In pipe flow, we don't typically talk about subsonic / supersonic / transonic flow. We instead differentiate between choked and non-choked flow. Choking occurs when the upstream pressure is greater than the downstream pressure by some factor (dictated by the gas or fluid). That factor is usually ~1.5, depending (roughly) on the ratio of specific heats. You are clearly dealing with choked flow in your case. Choking means the flow speed at the exit is the speed of sound. Any excess pressure past the point of choking does not increase the flow speed. It will merely increase the density of the fluid.
In this case, it does not matter whether your fluid is compressible or gas or liquid phase, because this is a relatively uncomplicated problem. In others, where you may have a restrictor plate or valve, it would.
The equation for the condition of choked flow:
p* / p0 = (2 / (gamma + 1)) ^ (gamma / (gamma - 1))
where p* is the downstream pressure, p0 is the upstream pressure, and gamma is the ratio of specific heats. If your downstream pressure is lower than p*, then your flow is choked.
In a straight cylindrical pipe we can (almost) always assume flow is laminar, but there are equations to check that for us. The Reynolds number for a pipe flow can be found by:
Re = rho V D / mu

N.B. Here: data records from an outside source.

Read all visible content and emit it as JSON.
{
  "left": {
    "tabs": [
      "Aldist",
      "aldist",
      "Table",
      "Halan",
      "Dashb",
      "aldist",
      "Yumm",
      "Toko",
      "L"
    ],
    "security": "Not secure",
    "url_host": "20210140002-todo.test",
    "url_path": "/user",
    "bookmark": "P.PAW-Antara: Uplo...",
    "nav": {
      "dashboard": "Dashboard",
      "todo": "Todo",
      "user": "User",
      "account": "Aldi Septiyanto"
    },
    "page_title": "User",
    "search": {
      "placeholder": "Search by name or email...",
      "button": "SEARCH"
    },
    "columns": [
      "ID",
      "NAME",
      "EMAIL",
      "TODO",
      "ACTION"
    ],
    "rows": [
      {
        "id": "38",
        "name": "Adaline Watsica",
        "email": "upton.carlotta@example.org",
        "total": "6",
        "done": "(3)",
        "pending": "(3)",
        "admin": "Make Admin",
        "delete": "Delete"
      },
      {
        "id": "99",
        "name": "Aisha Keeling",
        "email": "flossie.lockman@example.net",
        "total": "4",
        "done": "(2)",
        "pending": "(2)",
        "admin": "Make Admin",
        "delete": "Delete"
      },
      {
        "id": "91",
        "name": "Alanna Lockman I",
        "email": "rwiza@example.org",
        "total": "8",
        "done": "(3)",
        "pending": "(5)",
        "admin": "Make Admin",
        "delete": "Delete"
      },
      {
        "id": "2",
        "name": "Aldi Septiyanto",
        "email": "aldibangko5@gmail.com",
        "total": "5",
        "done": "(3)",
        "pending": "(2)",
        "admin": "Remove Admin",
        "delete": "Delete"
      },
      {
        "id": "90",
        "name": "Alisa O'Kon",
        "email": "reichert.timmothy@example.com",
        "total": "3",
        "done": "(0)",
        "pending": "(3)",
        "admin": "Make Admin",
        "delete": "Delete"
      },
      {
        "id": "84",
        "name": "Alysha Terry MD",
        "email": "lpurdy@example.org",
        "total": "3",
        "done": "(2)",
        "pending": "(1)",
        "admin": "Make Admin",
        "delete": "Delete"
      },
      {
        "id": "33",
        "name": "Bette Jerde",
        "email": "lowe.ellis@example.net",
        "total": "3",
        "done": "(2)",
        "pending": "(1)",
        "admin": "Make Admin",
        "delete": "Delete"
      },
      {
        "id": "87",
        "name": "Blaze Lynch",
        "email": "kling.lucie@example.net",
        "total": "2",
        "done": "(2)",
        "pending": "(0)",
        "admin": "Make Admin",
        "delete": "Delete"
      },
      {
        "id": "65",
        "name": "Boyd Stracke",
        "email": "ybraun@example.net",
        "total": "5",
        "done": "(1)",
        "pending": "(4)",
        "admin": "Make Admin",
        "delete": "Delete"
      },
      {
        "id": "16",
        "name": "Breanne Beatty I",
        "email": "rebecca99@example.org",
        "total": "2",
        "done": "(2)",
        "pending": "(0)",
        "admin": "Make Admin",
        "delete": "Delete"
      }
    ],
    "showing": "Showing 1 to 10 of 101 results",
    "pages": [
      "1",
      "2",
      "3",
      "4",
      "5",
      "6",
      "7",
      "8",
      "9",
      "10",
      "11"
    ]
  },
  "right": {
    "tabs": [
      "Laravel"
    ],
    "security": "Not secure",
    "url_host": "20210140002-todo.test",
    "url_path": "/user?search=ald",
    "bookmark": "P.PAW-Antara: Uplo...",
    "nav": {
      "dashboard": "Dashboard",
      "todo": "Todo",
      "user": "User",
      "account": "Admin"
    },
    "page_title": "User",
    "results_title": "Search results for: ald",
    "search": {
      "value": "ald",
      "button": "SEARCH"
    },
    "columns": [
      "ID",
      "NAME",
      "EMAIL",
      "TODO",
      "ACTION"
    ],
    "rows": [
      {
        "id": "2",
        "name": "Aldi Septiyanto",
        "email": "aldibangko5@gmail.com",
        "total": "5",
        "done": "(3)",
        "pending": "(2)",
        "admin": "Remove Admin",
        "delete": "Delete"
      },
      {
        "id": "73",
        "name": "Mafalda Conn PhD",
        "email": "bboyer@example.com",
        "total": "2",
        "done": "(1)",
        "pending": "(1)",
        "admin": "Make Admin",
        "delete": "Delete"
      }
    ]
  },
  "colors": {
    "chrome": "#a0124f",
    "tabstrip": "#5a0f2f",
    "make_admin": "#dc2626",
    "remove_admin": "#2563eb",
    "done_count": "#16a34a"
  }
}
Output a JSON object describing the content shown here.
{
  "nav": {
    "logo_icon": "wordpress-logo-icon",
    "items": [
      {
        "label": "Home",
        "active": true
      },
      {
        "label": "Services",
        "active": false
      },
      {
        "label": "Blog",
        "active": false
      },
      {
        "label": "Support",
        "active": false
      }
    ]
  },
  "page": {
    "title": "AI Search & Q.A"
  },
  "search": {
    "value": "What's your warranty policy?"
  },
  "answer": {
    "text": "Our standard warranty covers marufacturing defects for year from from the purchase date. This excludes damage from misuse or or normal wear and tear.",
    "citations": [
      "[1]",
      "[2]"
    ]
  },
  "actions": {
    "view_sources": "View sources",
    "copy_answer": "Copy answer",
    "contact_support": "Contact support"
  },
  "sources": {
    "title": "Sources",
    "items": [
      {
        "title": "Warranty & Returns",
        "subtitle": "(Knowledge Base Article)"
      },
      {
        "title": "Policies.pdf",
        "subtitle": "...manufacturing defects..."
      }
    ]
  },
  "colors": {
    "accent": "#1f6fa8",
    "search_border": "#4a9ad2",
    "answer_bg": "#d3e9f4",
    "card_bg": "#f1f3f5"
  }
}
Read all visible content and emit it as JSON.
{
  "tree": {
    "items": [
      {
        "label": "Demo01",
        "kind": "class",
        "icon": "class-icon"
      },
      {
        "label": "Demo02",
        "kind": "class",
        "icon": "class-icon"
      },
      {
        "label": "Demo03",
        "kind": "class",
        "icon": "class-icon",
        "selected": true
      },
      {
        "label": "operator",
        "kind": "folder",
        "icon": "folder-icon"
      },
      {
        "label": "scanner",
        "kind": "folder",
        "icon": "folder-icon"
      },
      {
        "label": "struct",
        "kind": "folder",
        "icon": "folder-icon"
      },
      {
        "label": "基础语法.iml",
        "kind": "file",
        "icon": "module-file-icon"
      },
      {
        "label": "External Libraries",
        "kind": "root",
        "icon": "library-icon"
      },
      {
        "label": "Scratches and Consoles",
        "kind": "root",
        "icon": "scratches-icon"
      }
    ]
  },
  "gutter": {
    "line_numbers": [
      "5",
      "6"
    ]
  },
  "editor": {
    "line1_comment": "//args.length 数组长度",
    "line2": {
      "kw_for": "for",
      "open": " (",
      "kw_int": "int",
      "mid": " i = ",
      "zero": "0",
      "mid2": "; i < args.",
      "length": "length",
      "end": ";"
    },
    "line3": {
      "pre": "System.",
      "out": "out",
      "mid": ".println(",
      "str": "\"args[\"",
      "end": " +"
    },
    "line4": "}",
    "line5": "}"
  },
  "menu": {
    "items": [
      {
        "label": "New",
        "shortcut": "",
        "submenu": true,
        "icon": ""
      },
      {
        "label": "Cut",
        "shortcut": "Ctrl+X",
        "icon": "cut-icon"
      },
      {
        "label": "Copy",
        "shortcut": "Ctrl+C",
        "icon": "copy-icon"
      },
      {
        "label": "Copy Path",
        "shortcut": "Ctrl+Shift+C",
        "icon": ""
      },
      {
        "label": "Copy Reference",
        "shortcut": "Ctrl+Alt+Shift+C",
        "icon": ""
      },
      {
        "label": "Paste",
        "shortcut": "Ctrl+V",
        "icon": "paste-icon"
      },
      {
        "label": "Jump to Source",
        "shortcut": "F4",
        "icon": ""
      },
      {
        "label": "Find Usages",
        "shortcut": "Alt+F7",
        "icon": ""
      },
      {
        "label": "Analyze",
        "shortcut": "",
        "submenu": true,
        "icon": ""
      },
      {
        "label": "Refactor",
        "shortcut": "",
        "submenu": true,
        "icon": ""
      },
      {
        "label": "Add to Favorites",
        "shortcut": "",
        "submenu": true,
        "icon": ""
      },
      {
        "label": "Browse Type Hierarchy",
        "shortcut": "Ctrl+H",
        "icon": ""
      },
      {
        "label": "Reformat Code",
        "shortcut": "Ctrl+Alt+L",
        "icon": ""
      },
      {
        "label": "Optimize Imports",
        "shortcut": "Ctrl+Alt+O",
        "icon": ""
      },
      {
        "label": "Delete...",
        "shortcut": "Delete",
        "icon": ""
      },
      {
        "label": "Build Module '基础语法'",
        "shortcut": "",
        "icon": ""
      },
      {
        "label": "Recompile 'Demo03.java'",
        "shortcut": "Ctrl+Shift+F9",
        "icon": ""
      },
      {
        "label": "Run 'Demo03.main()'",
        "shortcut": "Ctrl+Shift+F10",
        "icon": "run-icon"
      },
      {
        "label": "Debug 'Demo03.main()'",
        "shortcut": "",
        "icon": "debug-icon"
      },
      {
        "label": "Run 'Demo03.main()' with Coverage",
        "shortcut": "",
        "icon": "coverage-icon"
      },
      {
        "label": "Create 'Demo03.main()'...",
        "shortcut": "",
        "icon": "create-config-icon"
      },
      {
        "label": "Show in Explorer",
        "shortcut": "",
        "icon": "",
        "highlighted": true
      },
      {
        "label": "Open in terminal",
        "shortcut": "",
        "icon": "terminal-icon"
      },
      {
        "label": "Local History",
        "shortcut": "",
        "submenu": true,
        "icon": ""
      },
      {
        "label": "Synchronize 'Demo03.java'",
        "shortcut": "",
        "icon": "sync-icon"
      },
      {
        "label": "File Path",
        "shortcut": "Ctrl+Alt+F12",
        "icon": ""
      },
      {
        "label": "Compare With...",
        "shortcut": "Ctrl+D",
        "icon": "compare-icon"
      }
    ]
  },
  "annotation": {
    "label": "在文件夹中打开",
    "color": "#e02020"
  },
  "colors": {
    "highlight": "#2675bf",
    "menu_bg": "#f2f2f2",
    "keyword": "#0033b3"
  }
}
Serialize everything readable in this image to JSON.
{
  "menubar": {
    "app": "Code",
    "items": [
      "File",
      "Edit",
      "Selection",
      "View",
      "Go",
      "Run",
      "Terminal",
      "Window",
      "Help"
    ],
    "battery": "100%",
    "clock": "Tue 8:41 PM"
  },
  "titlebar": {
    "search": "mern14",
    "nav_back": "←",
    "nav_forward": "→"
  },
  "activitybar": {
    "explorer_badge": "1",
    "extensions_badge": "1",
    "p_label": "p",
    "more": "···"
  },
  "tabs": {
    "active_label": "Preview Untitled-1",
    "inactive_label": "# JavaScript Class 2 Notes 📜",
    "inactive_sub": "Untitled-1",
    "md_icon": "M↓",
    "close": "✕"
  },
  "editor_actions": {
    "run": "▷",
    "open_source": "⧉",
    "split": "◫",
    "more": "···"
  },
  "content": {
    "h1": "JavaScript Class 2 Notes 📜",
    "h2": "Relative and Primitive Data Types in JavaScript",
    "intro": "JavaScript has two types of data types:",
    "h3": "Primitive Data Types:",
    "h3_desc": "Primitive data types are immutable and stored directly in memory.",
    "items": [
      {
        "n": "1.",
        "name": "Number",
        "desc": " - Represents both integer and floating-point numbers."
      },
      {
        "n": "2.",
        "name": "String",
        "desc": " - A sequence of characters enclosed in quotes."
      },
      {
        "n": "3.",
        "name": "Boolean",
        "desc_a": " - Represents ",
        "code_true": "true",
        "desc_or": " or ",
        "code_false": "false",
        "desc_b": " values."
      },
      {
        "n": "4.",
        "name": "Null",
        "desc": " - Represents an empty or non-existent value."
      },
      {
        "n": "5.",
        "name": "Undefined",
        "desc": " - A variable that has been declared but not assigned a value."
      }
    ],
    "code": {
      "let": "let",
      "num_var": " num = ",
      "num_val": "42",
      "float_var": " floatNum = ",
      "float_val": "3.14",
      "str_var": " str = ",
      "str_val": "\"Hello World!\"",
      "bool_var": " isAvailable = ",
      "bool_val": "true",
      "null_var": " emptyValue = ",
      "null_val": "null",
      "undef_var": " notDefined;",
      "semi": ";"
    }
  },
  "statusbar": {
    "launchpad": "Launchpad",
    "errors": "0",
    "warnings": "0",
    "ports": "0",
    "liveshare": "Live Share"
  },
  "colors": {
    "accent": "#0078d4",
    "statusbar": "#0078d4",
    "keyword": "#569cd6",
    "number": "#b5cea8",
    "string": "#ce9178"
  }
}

with rho being density (kg / m3), V being flow speed (m/s), D being the pipe diameter (m), and mu being the dynamic viscosity (N s / m^2).
For choked flow, we can simply use a mass flow rate equation based on pressure differential. If you were looking for mass flow rate without already knowing the downstream pressure, or looking for the pressure drop caused by the friction, we'd have to take account the surface roughness. Similarly more work is required with non-choked flow.
The mass flow rate equation for choked flow:
mdot = Cd A sqrt(gamma rho0 p0 (2 / (gamma +1)) ^ (gamma + 1) / (gamma - 1))
Cd - the coefficient of discharge, defined next
A - pipe exit area
gamma - ratio of specific heats
rho0 - upstream density (which you should compute based on T, p0)
p0 - upstream pressure
Cd = mdot / (A sqrt(2 rho deltaP))
with deltaP being the pressure drop across the exit (here, 5 bars - 1 bar = 4 bars). You'll need to convert units here as appropriate (i.e. to Pascals).
The coefficient of discharge basically is a refinement to the mass flow rate; it takes into account that the cross section of the flow in the orifice at its maximum speed is not the same size as the total area of the orifice. If you're bored and want to learn more about that phenomena, look up vena contracta.
There's a wide array of pipe flow, valve, orifice, etc. problems out there. If you're looking for more information, Crane's TP-410 publication is the de facto reference for these sort of standard pipe flow problems. I also really like Robert Blevin's Applied Fluid Dynamics Handbook, as it has a host of information not available anywhere on the internet (for estimating pressure losses due to all sorts of pipe configurations).